Nurses are some of the most underappreciated staff at hospitals and in other care facilities. These individuals do much of the heavy lifting, and they help prepare surgeons for the operating room. Nurses provide a service that is unmatched by others in the field, but that means they have to be held responsible if they make errors.
Nurses matter because they are there for patients. They're often the first faces patients see and the last. The way a nurse treats a patient sets a standard. The nurse listens to patient complaints and concerns and is meant to relay those to the surgeon, who often does not have time to spend his or her rounds with patients for any length of time.
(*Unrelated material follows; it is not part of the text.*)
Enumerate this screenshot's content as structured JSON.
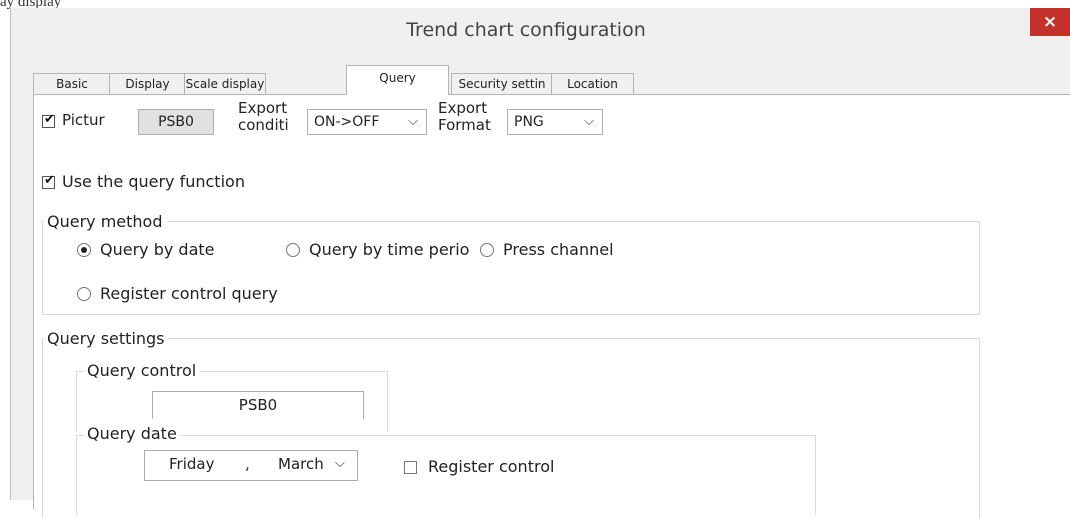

Nurses have an important role before, during and after surgeries. Mistakes made at any point could put a patient at risk. For example, failing to update a patient's information to show an allergic reaction to an administered medication could lead to complications down the line. Not changing a patient's dressings could lead to infection. Not listening to post-operative concerns can mean a patient feels he or she is worrying for no reason when he or she really should be getting help from a medical provider.
If a nurse doesn't take his or her job seriously, then a patient has every right to complain and seek help for medical malpractice. Failing to perform duties to a reasonable standard is the basis for each medical malpractice claim. If failing to perform a job leads to injuries, then a patient has every right to pursue the case.
Source: San Francisco Examiner, "Why the nurse matters," Dr. Kevin R. Stone, Aug. 27, 2017